Last week, the Ninth Circuit reversed a Nevada district court’s dismissal, for lack of Article III standing, of plaintiffs’ claims arising out of a data breach. In so holding, the Ninth Circuit reaffirmed its position on one side of a circuit split on the issue of standing to bring suit based on a substantial risk of identity theft or fraud resulting from a data breach, even in the absence of allegations that the risk actually materialized, an issue that the Supreme Court recently declined to review.
The Ninth Circuit’s decision arose out of a 2012 data breach of the online retailer Zappos.com, affecting more than 24 million customers. Although certain plaintiffs commenced lawsuits based on allegations that hackers had in fact used their personal information to conduct fraudulent financial transactions, the plaintiffs at issue in the Ninth Circuit’s decision alleged injury based solely on the hacking incident itself, without alleging any subsequent harm.
In reaching its decision, the Ninth Circuit considered, for the first time since the Supreme Court’s decision in Clapper v. Amnesty International, whether its prior holding in Krottner v. Starbucks Corp.—where the Ninth Circuit found that allegations of future harm resulting from the theft of a laptop containing personal information was sufficient to confer standing—remained good law. The court rejected Zappos’ argument that Krottner was overruled by the Supreme Court’s holding in Clapper that an “objectively reasonable likelihood” of interception under the Foreign Intelligence Surveillance Act was insufficient to confer standing in that case. Instead, the court found that the Supreme Court’s decision, which hinged on the speculative nature of the plaintiffs’ alleged risk of future harm, was not inconsistent with the Circuit’s prior holding in Krottner, where the risk of future harm “did not require a speculative multi-link chain of inferences” because the information necessary to commit identity theft in the future had already been “intercepted.” The court concluded that the claims arising out of the Zappos breach were analogous to those in Krottner, and that plaintiffs alleged a “credible threat of real and immediate harm” sufficient to confer standing under Article III. Among other considerations, the court cited the fact that certain plaintiffs—whose claims were upheld by the district court—had indeed alleged financial losses arising from the same data breach incident as further support for the substantial likelihood of harm resulting from the breach alone. Thus, the court concluded that the plaintiffs at issue in the instant case had sufficiently alleged an injury in fact and remanded to the district court.

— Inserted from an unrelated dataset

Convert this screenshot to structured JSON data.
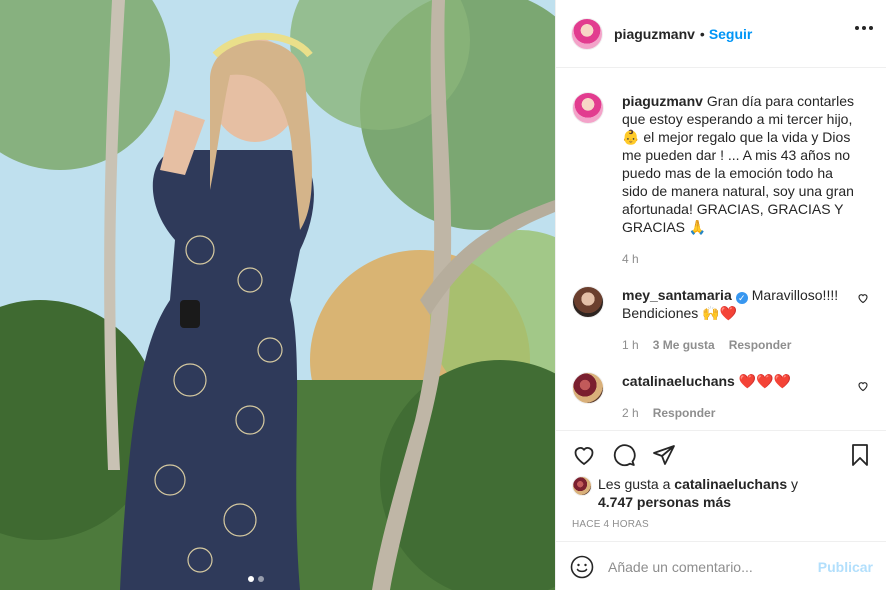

Against the backdrop of the Supreme Court’s apparent reluctance to issue further guidance on Article III standing in the data breach context, the Zappos decision reaffirms the Ninth Circuit’s plaintiff-friendly posture in data breach litigation where a plaintiff has yet to suffer from subsequent identity theft or fraud, but can assert a substantial risk of future harm. As such, the Ninth Circuit and other circuits with more plaintiff-friendly standing jurisprudence may see an increase in lawsuits initiated by plaintiffs seeking to recover for data breach incidents and who are able to assert jurisdiction and venue in those courts.
 See In re Zappos.com, Inc., No. 16-16860, 2018 WL 1189643 (9th Cir. Mar. 8, 2018).
 As described in our prior memorandum and recent blog post, on one side of the split, the D.C., Third, Sixth, Seventh, Ninth, and Eleventh Circuits have found allegations of data theft with the attendant risk of future harm sufficient to confer Article III standing and, on the other side, the Second, Fourth, and Eighth Circuits have found that allegations based solely on the risk of future harm are insufficient to satisfy Article III’s injury requirements.
 The district court ruled that the first group of plaintiffs had standing based on their allegations that “actual fraud occurred as a direct result of the breach,” whereas the second group of plaintiffs did not have standing because they “failed to allege instances of actual identity theft or fraud.” See In re Zappos.com, Inc. MDL No. 2357, 2016 WL 2637810, at *4-6 (D. Nev. May 6, 2016), reconsideration denied sub nom. Zappos.com, Inc., No. 3:12-CV-00325, 2016 WL 4521681 (D. Nev. Aug. 29, 2016), and rev’d and remanded, No. 16-16860, 2018 WL 1189643 (9th Cir. Mar. 8, 2018).
 568 U.S. 398 (2013).
 628 F.3d 1139 (9th Cir. 2010).
 In re Zappos.com, 2018 WL 1189643, at *3-4.
 Id. at *5.